The Toronto Raptors of old were a team known for two things: playing elite defence and taking care of business against bad teams. They weren't always the most dominant team in the league. They rarely beat up on the best teams with any regularity, but they knew how to win the games they were supposed to win.
This year something has changed. They had hoped that even without Marc Gasol and Serge Ibaka they could return to being "real-life defensive monsters," as Kyle Lowry had said in the pre-season. But these Toronto Raptors, the 2020-21 Raptors are anything but. Instead, they're the kind of team they haven't been for years: a team that loses to bad teams, falling 126-124 to the Sacramento Kings on Friday night.
"I just think we weren’t really connected on defence," Raptors coach Nick Nurse said. "There were a lot of those gaping mistakes."
The Raptors made it close Friday night. After three disastrous quarters, Toronto climbed out of an 18-point hole to cut the Kings' lead to just one. It came thanks to a career day from Yuta Watanabe, who scored a career-best 12 points including seven in the fourth quarter, and an incredible 32-point performance from Pascal Siakam.
"He played great," Nurse said of Watanabe. "He played about as good as he could, I think he was really battling on D, he was really battling on the glass, made a couple of kickout shots, made a tough shot-clock-winding-down drive to the basket which was good to see."
But the Raptors were burned by their rebounding issues. Hassan Whiteside picked up a clutch rebound off his own miss, kicked the ball out to rookie Tyrese Haliburton for a 3-point and the Kings made the Raptors pay, draining the bucket to solidify the Kings lead.
"We can’t let that happen," Siakam said of the team's first-half struggles. "When you don’t do that in this league it’s really tough to come back and win. We did a good job coming back but, again, that lead was definitely a lot and we’ve gotta do better and come out like that."
The Raptors are not normally a team that loses to bad teams. Over the past three seasons, they're 78-4 against teams in the bottom 10 in plus/minus, according to Cleaning the Glass. Last season they went 23-1 against the league's worst teams. With Friday's loss, they're now 2-5 against the league's bottom dwellers, according to Cleaning the Glass.
When the Raptors were at their best they were getting defensive stops and getting out in transition. They were never a particularly good half-court team, but thanks to an elite defence they were able to make it all work. The problem this year is the defence hasn't been able to make stops and now the house of cards has crumbled.

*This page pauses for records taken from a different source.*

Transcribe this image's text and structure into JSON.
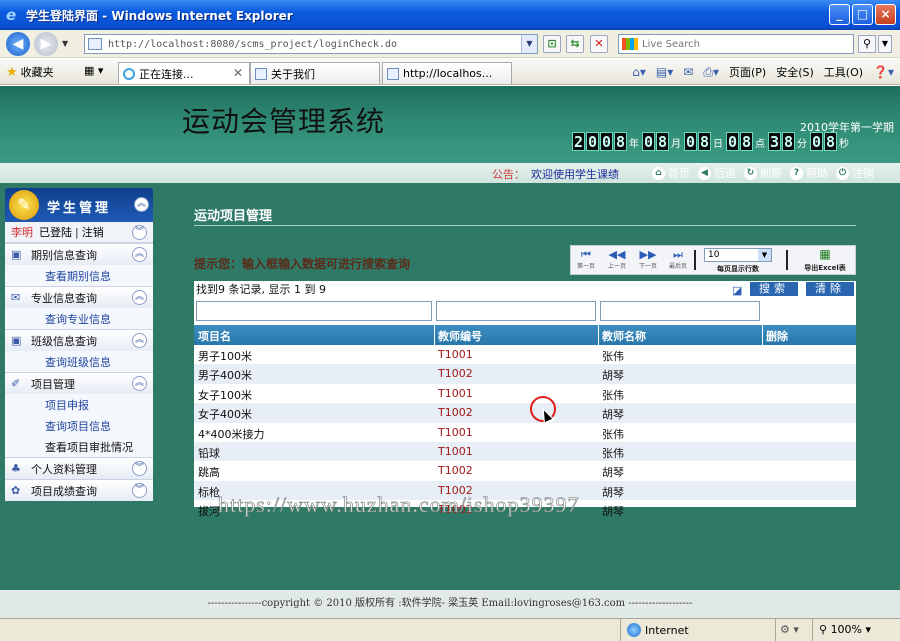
{
  "window": {
    "title": "学生登陆界面 - Windows Internet Explorer",
    "minimize": "_",
    "maximize": "□",
    "close": "×"
  },
  "address": {
    "url": "http://localhost:8080/scms_project/loginCheck.do",
    "search_placeholder": "Live Search"
  },
  "favorites_label": "收藏夹",
  "tabs": [
    {
      "label": "正在连接...",
      "icon": "loading-icon"
    },
    {
      "label": "关于我们",
      "icon": "page-icon"
    },
    {
      "label": "http://localhos...",
      "icon": "page-icon"
    }
  ],
  "commands": {
    "page": "页面(P)",
    "safety": "安全(S)",
    "tools": "工具(O)"
  },
  "banner": {
    "system_title": "运动会管理系统",
    "term": "2010学年第一学期",
    "clock_digits": {
      "year": "2008",
      "month": "08",
      "day": "08",
      "hour": "08",
      "minute": "38",
      "second": "08"
    },
    "clock_units": {
      "year": "年",
      "month": "月",
      "day": "日",
      "hour": "点",
      "minute": "分",
      "second": "秒"
    }
  },
  "notice": {
    "label": "公告：",
    "text": "欢迎使用学生课绩",
    "links": [
      "首页",
      "后退",
      "刷新",
      "帮助",
      "注销"
    ]
  },
  "sidebar": {
    "title": "学生管理",
    "user": {
      "name": "李明",
      "status": "已登陆",
      "logout": "注销"
    },
    "groups": [
      {
        "label": "期别信息查询",
        "icon": "calendar-icon",
        "items": [
          "查看期别信息"
        ]
      },
      {
        "label": "专业信息查询",
        "icon": "mail-icon",
        "items": [
          "查询专业信息"
        ]
      },
      {
        "label": "班级信息查询",
        "icon": "class-icon",
        "items": [
          "查询班级信息"
        ]
      },
      {
        "label": "项目管理",
        "icon": "project-icon",
        "items": [
          "项目申报",
          "查询项目信息",
          "查看项目审批情况"
        ]
      },
      {
        "label": "个人资料管理",
        "icon": "person-icon",
        "items": []
      },
      {
        "label": "项目成绩查询",
        "icon": "score-icon",
        "items": []
      }
    ]
  },
  "main": {
    "title": "运动项目管理",
    "hint": "提示您：输入框输入数据可进行搜索查询",
    "pager": {
      "first": "第一页",
      "prev": "上一页",
      "next": "下一页",
      "last": "最后页",
      "page_size": "10",
      "page_size_label": "每页显示行数",
      "export_label": "导出Excel表"
    },
    "record_info": "找到9 条记录, 显示 1 到 9",
    "search_button": "搜索",
    "clear_button": "清除",
    "columns": [
      "项目名",
      "教师编号",
      "教师名称",
      "删除"
    ],
    "rows": [
      {
        "name": "男子100米",
        "teacher_id": "T1001",
        "teacher_name": "张伟"
      },
      {
        "name": "男子400米",
        "teacher_id": "T1002",
        "teacher_name": "胡琴"
      },
      {
        "name": "女子100米",
        "teacher_id": "T1001",
        "teacher_name": "张伟"
      },
      {
        "name": "女子400米",
        "teacher_id": "T1002",
        "teacher_name": "胡琴"
      },
      {
        "name": "4*400米接力",
        "teacher_id": "T1001",
        "teacher_name": "张伟"
      },
      {
        "name": "铅球",
        "teacher_id": "T1001",
        "teacher_name": "张伟"
      },
      {
        "name": "跳高",
        "teacher_id": "T1002",
        "teacher_name": "胡琴"
      },
      {
        "name": "标枪",
        "teacher_id": "T1002",
        "teacher_name": "胡琴"
      },
      {
        "name": "拔河",
        "teacher_id": "T1002",
        "teacher_name": "胡琴"
      }
    ]
  },
  "watermark": "https://www.huzhan.com/ishop39397",
  "footer": "----------------copyright © 2010 版权所有 :软件学院- 梁玉英  Email:lovingroses@163.com  -------------------",
  "status": {
    "zone": "Internet",
    "zoom": "100%"
  }
}
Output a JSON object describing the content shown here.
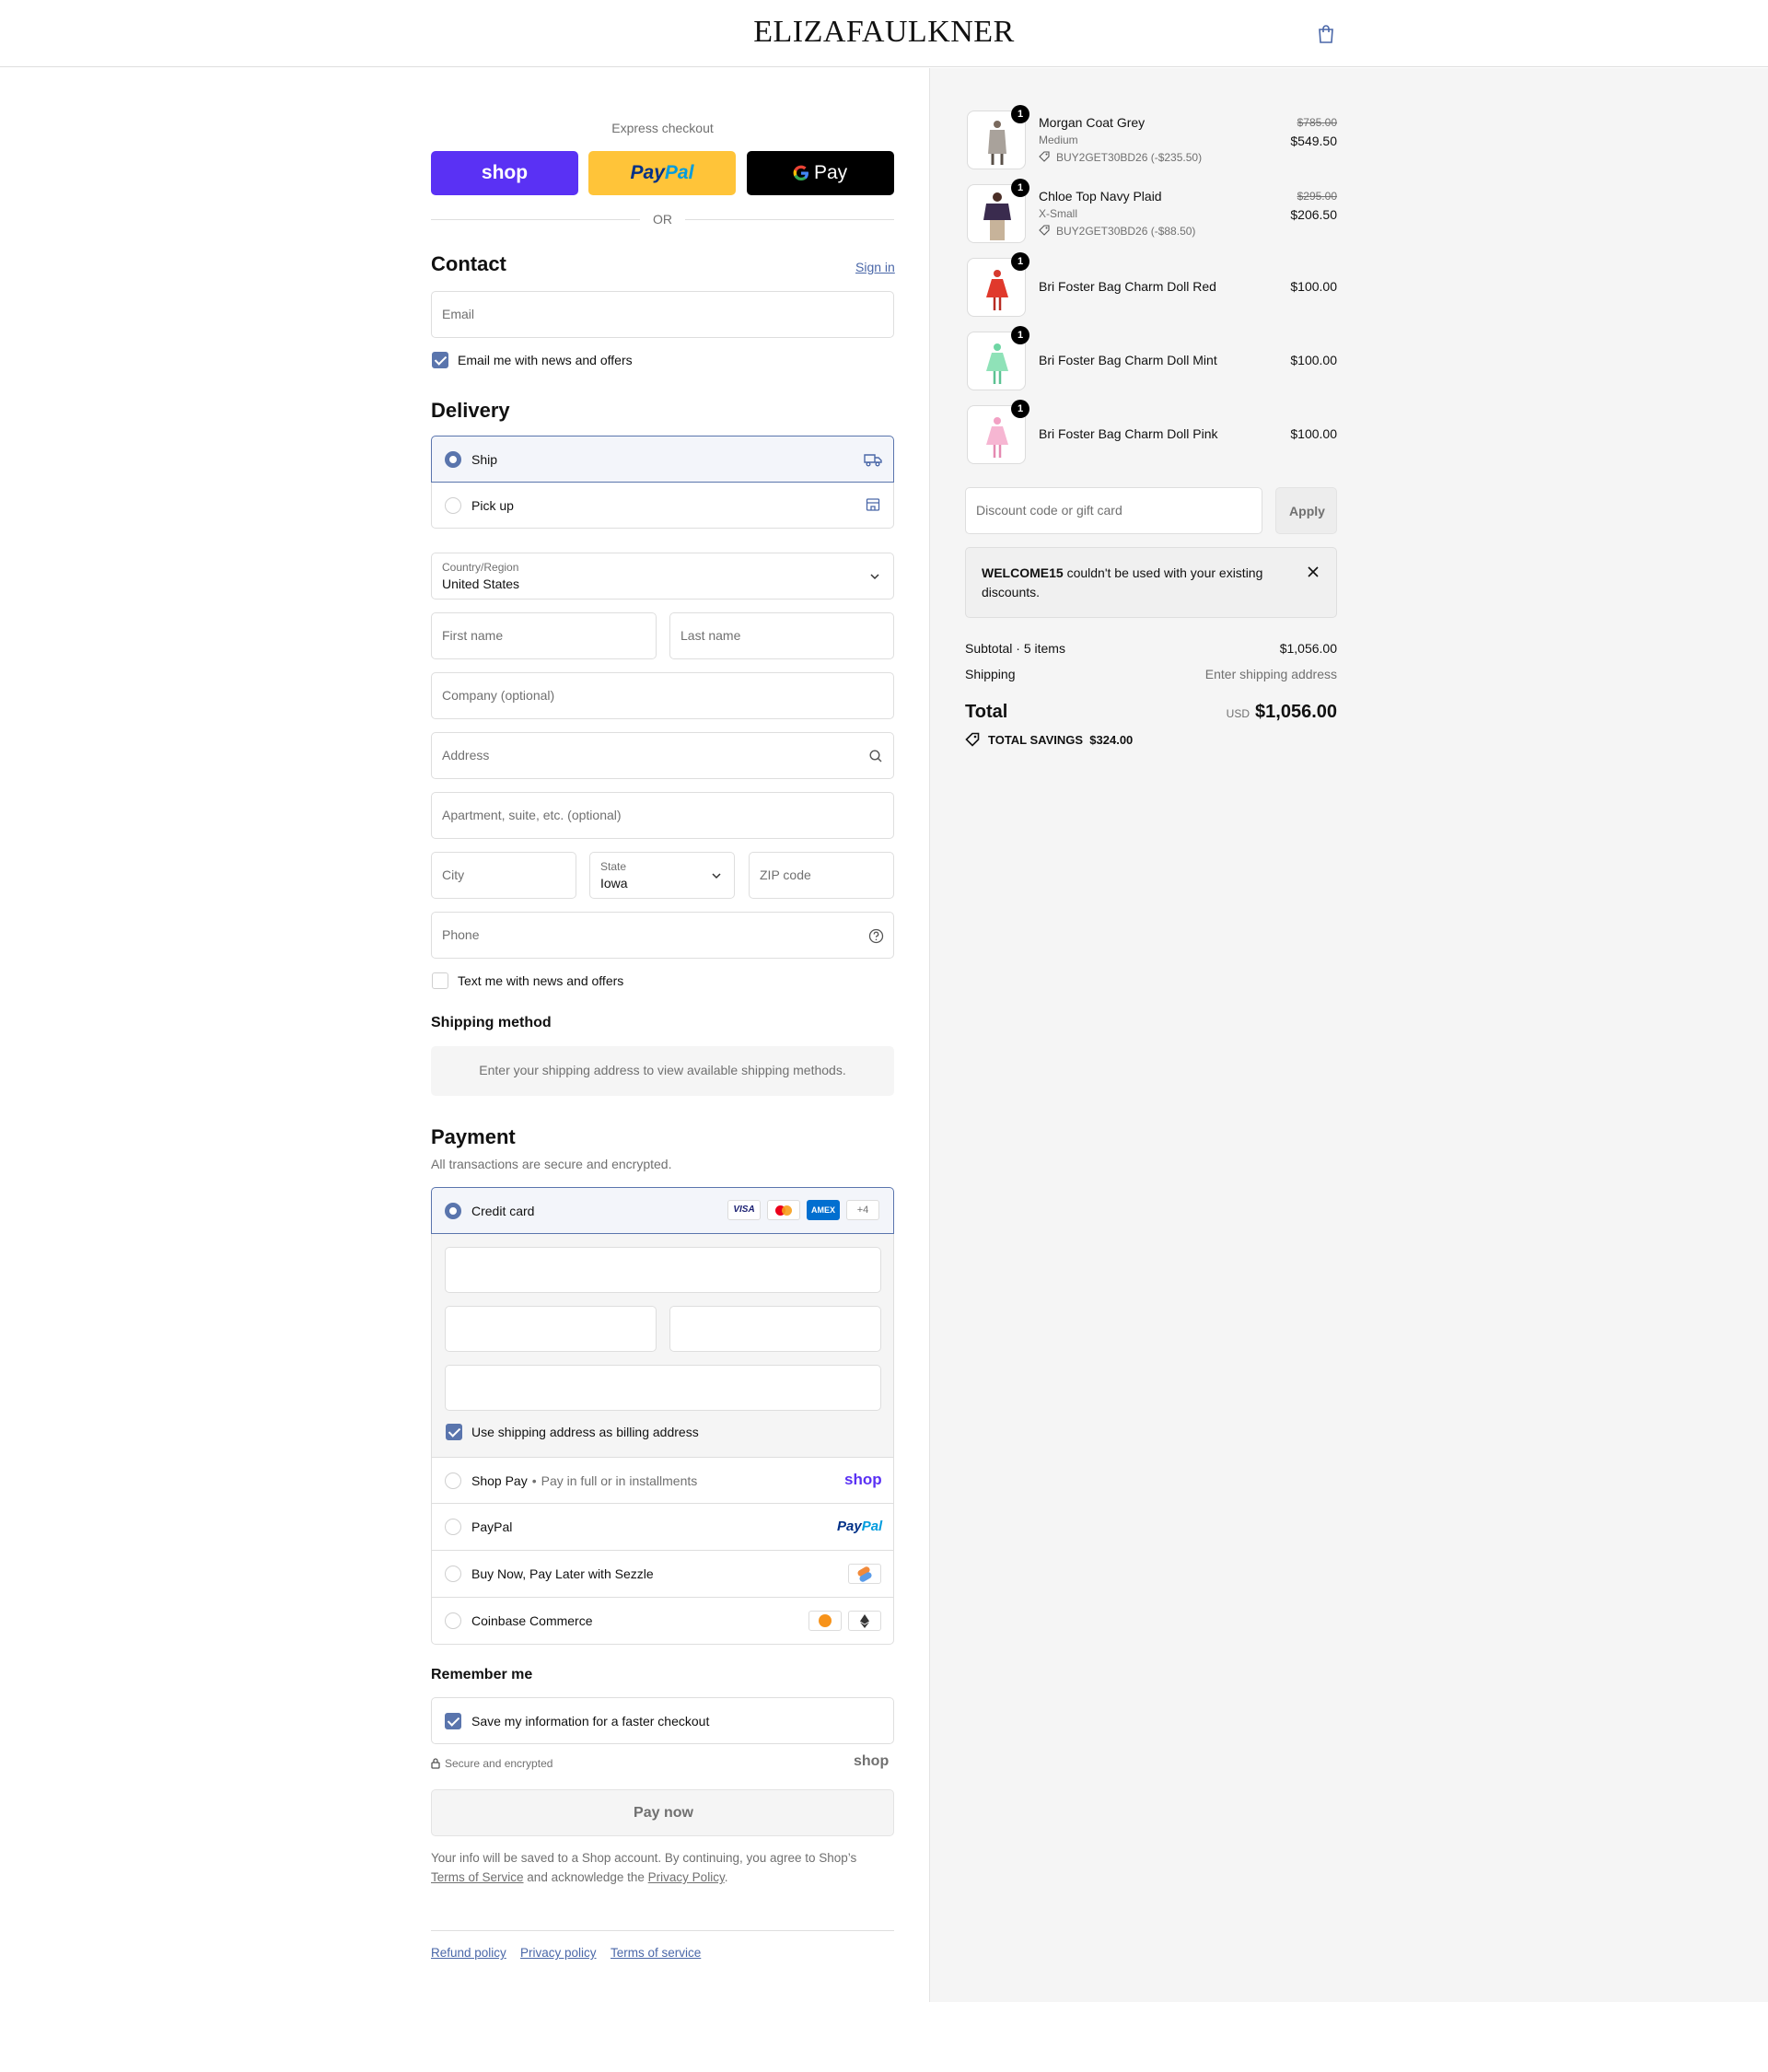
{
  "header": {
    "brand": "ELIZAFAULKNER"
  },
  "express": {
    "label": "Express checkout",
    "shop_label": "shop",
    "paypal_pay": "Pay",
    "paypal_pal": "Pal",
    "gpay_label": "Pay",
    "or_label": "OR"
  },
  "contact": {
    "title": "Contact",
    "sign_in": "Sign in",
    "email_placeholder": "Email",
    "news_label": "Email me with news and offers"
  },
  "delivery": {
    "title": "Delivery",
    "ship_label": "Ship",
    "pickup_label": "Pick up",
    "country_label": "Country/Region",
    "country_value": "United States",
    "first_name": "First name",
    "last_name": "Last name",
    "company": "Company (optional)",
    "address": "Address",
    "apartment": "Apartment, suite, etc. (optional)",
    "city": "City",
    "state_label": "State",
    "state_value": "Iowa",
    "zip": "ZIP code",
    "phone": "Phone",
    "text_label": "Text me with news and offers"
  },
  "shipping_method": {
    "title": "Shipping method",
    "message": "Enter your shipping address to view available shipping methods."
  },
  "payment": {
    "title": "Payment",
    "subtitle": "All transactions are secure and encrypted.",
    "credit_card": "Credit card",
    "visa": "VISA",
    "amex": "AMEX",
    "more_cards": "+4",
    "billing_label": "Use shipping address as billing address",
    "shop_pay": "Shop Pay",
    "shop_pay_sub": "Pay in full or in installments",
    "shop_pay_logo": "shop",
    "paypal": "PayPal",
    "paypal_logo_pay": "Pay",
    "paypal_logo_pal": "Pal",
    "sezzle": "Buy Now, Pay Later with Sezzle",
    "coinbase": "Coinbase Commerce"
  },
  "remember": {
    "title": "Remember me",
    "save_label": "Save my information for a faster checkout",
    "secure_label": "Secure and encrypted",
    "shop_logo": "shop"
  },
  "pay_now": "Pay now",
  "legal": {
    "line1": "Your info will be saved to a Shop account. By continuing, you agree to Shop’s",
    "tos": "Terms of Service",
    "mid": "and acknowledge the",
    "privacy": "Privacy Policy",
    "end": "."
  },
  "footer_links": [
    "Refund policy",
    "Privacy policy",
    "Terms of service"
  ],
  "cart": {
    "items": [
      {
        "name": "Morgan Coat Grey",
        "variant": "Medium",
        "discount": "BUY2GET30BD26 (-$235.50)",
        "old_price": "$785.00",
        "price": "$549.50",
        "qty": "1"
      },
      {
        "name": "Chloe Top Navy Plaid",
        "variant": "X-Small",
        "discount": "BUY2GET30BD26 (-$88.50)",
        "old_price": "$295.00",
        "price": "$206.50",
        "qty": "1"
      },
      {
        "name": "Bri Foster Bag Charm Doll Red",
        "price": "$100.00",
        "qty": "1"
      },
      {
        "name": "Bri Foster Bag Charm Doll Mint",
        "price": "$100.00",
        "qty": "1"
      },
      {
        "name": "Bri Foster Bag Charm Doll Pink",
        "price": "$100.00",
        "qty": "1"
      }
    ],
    "discount_placeholder": "Discount code or gift card",
    "apply": "Apply",
    "notice_code": "WELCOME15",
    "notice_text": " couldn't be used with your existing",
    "notice_text2": "discounts.",
    "subtotal_label": "Subtotal · 5 items",
    "subtotal_value": "$1,056.00",
    "shipping_label": "Shipping",
    "shipping_value": "Enter shipping address",
    "total_label": "Total",
    "currency": "USD",
    "total_value": "$1,056.00",
    "savings_label": "TOTAL SAVINGS",
    "savings_value": "$324.00"
  },
  "colors": {
    "accent": "#5a75ad",
    "shop": "#5a31f4",
    "paypal": "#ffc439"
  }
}
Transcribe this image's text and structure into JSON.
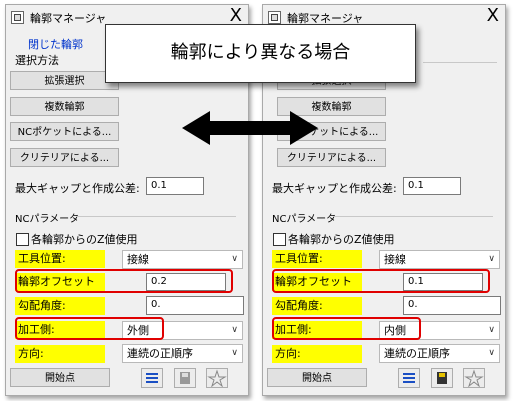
{
  "left": {
    "title": "輪郭マネージャ",
    "close_glyph": "X",
    "link": "閉じた輪郭",
    "select_label": "選択方法",
    "buttons": [
      "拡張選択",
      "複数輪郭",
      "NCポケットによる...",
      "クリテリアによる..."
    ],
    "max_gap_label": "最大ギャップと作成公差:",
    "max_gap_value": "0.1",
    "nc_params_label": "NCパラメータ",
    "z_checkbox_label": "各輪郭からのZ値使用",
    "tool_pos_label": "工具位置:",
    "tool_pos_value": "接線",
    "offset_label": "輪郭オフセット",
    "offset_value": "0.2",
    "slope_label": "勾配角度:",
    "slope_value": "0.",
    "side_label": "加工側:",
    "side_value": "外側",
    "direction_label": "方向:",
    "direction_value": "連続の正順序",
    "start_button": "開始点"
  },
  "right": {
    "title": "輪郭マネージャ",
    "close_glyph": "X",
    "buttons": [
      "拡張選択",
      "複数輪郭",
      "NCポケットによる...",
      "クリテリアによる..."
    ],
    "max_gap_label": "最大ギャップと作成公差:",
    "max_gap_value": "0.1",
    "nc_params_label": "NCパラメータ",
    "z_checkbox_label": "各輪郭からのZ値使用",
    "tool_pos_label": "工具位置:",
    "tool_pos_value": "接線",
    "offset_label": "輪郭オフセット",
    "offset_value": "0.1",
    "slope_label": "勾配角度:",
    "slope_value": "0.",
    "side_label": "加工側:",
    "side_value": "内側",
    "direction_label": "方向:",
    "direction_value": "連続の正順序",
    "start_button": "開始点"
  },
  "callout": "輪郭により異なる場合",
  "colors": {
    "highlight": "#ffff00",
    "redbox": "#e00000",
    "link": "#0033cc"
  },
  "icons": [
    "app-icon",
    "close-icon",
    "chevron-down-icon",
    "list-icon",
    "save-icon",
    "star-icon",
    "double-arrow-icon"
  ]
}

"I think we've got to get better at communicating, I think we switch defences a lot, coach throws things at us on the fly, and our communication just isn't at the level that it should be," Kyle Lowry said. "We just kind of, sometimes we don't talk enough, we're not loud enough, we've got to find ways to be more vocal."
In the final seconds of the game, Lowry received his second technical of the night and was ejected.
"I definitely didn't think it was warranted, I didn't do anything," Lowry said “It sucks at this point. I do a lot of complaining and things of that nature, but I think it’s getting the short end of the stick on that one.”
Raptors play shorthanded
OG Anunoby and Norman Powell both missed the game due to injuries. It was the second straight game without Anunoby who is battling a calf strain. Powell's injury was a bit of a surprise. He was out due to a right quadriceps contusion injury. Both of them are considered day-to-day according to Nurse.
Up Next: Orlando Magic
The Orlando Magic will make the short journey over to Tampa on Sunday for a 7 p.m. ET tip-off against the Raptors